Thailand’s Stalemate to Continue

by Joshua Kurlantzick
Abhisit-Vejjajiva Abhisit Vejjajiva, leader of the opposition Democrat Party, speaks during a news conference in Bangkok in this photo from April 2009 (Bazuki Muhammad/Courtesy: Reuters).

Just when you thought it couldn’t get any worse, Thailand’s political situation does. Over the past week, Thai opposition leader Abhisit Vejjajiva offered what he had, in advance, touted as a reconciliation and reform plan. He had come up with a plan, he promised, that would bridge Thailand’s political divide, bring the Democrat Party back to contesting elections, and possibly end the paralyzing street protests that now have gone on for seven months. His reform plan would, he said, stop any further loss of life in Bangkok, where demonstrators have frequently clashed with police and counter-demonstrators. Any hope is sorely needed: The body count is rising, Thailand is becoming more divided daily, and the Thai caretaker government has barely functioned since the winter. (Parliamentary elections held this past February were declared invalid and anti-government protestors obstructed many pooling booths and prevented people from voting; so, the caretaker government continues on.) Read more »

Friday Asia Update: Top Five Stories for the Week of March 21, 2014

by Guest Blogger for Elizabeth C. Economy
Peng Liyuan, wife of Chinese president Xi Jinping, looks on as U.S. first lady Michelle Obama writes calligraphy in a class at the Beijing Normal School on March 21, 2014. (Andy Wong/courtesy Reuters) Peng Liyuan, wife of Chinese president Xi Jinping, looks on as U.S. first lady Michelle Obama writes calligraphy in a class at the Beijing Normal School on March 21, 2014. (Andy Wong/courtesy Reuters)

Lauren Dickey, Darcie Draudt, Charles McClean, Will Piekos, and Sharone Tobias look at the top stories in Asia today.

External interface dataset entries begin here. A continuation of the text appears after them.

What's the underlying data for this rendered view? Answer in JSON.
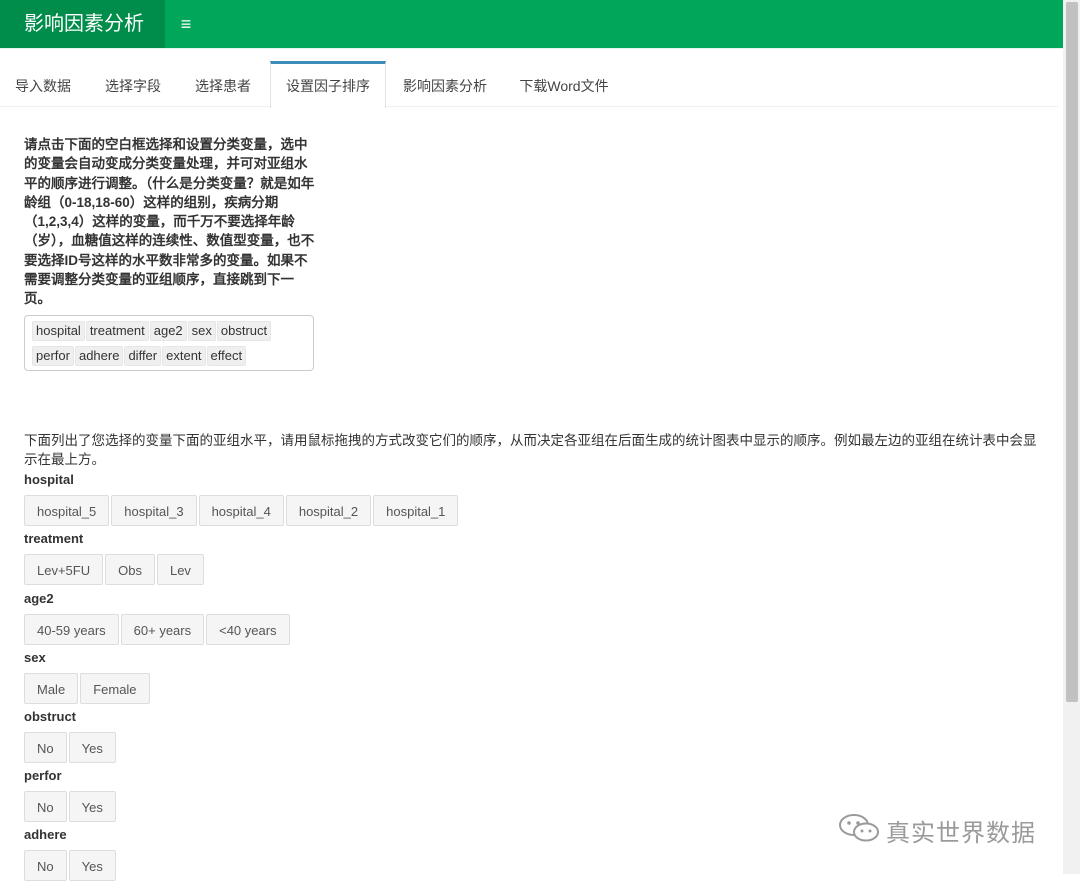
{
  "app": {
    "title": "影响因素分析",
    "menu_icon": "≡"
  },
  "tabs": [
    {
      "label": "导入数据"
    },
    {
      "label": "选择字段"
    },
    {
      "label": "选择患者"
    },
    {
      "label": "设置因子排序"
    },
    {
      "label": "影响因素分析"
    },
    {
      "label": "下载Word文件"
    }
  ],
  "active_tab": "设置因子排序",
  "instructions": "请点击下面的空白框选择和设置分类变量，选中的变量会自动变成分类变量处理，并可对亚组水平的顺序进行调整。（什么是分类变量？就是如年龄组（0-18,18-60）这样的组别，疾病分期（1,2,3,4）这样的变量，而千万不要选择年龄（岁），血糖值这样的连续性、数值型变量，也不要选择ID号这样的水平数非常多的变量。如果不需要调整分类变量的亚组顺序，直接跳到下一页。",
  "selected_vars": [
    "hospital",
    "treatment",
    "age2",
    "sex",
    "obstruct",
    "perfor",
    "adhere",
    "differ",
    "extent",
    "effect"
  ],
  "description": "下面列出了您选择的变量下面的亚组水平，请用鼠标拖拽的方式改变它们的顺序，从而决定各亚组在后面生成的统计图表中显示的顺序。例如最左边的亚组在统计表中会显示在最上方。",
  "variables": [
    {
      "name": "hospital",
      "levels": [
        "hospital_5",
        "hospital_3",
        "hospital_4",
        "hospital_2",
        "hospital_1"
      ]
    },
    {
      "name": "treatment",
      "levels": [
        "Lev+5FU",
        "Obs",
        "Lev"
      ]
    },
    {
      "name": "age2",
      "levels": [
        "40-59 years",
        "60+ years",
        "<40 years"
      ]
    },
    {
      "name": "sex",
      "levels": [
        "Male",
        "Female"
      ]
    },
    {
      "name": "obstruct",
      "levels": [
        "No",
        "Yes"
      ]
    },
    {
      "name": "perfor",
      "levels": [
        "No",
        "Yes"
      ]
    },
    {
      "name": "adhere",
      "levels": [
        "No",
        "Yes"
      ]
    }
  ],
  "watermark": {
    "text": "真实世界数据",
    "icon": "wechat-icon"
  },
  "colors": {
    "header": "#00a65a",
    "brand_bg": "#008d4c",
    "active_tab_border": "#3c8dbc"
  }
}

1. Michelle Obama visits China. U.S. first lady Michelle Obama arrived in Beijing on Thursday and will spend six days in China. Accompanied by her mother and two daughters, Obama toured Beijing with Peng Liyuan, wife of Chinese president Xi Jinping. Obama will stay away from politicized topics such as human rights, and instead promote cultural and educational exchanges, particularly for young people. Read more »